▶ _Exercise_
Give the number of lines in the records below that include "label". Reply with that number alone.

▶ _Study material_
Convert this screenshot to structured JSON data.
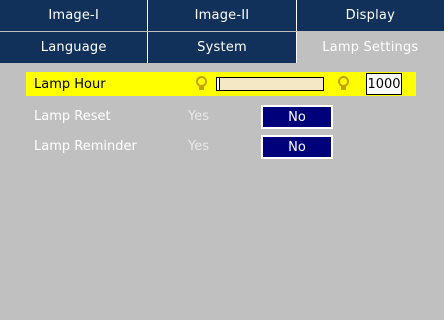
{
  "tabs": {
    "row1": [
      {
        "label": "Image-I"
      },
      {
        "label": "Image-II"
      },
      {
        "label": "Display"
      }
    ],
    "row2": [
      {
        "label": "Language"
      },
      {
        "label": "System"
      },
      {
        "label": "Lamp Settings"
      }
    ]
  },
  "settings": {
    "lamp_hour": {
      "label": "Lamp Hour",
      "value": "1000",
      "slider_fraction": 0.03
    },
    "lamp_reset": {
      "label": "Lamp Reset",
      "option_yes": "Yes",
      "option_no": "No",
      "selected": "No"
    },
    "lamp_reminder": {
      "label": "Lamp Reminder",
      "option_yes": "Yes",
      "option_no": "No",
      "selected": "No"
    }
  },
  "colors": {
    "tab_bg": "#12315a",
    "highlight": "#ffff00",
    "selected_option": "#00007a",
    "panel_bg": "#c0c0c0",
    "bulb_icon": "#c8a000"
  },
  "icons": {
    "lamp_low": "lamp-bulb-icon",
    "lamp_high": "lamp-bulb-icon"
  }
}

▶ _Result of this exercise_
9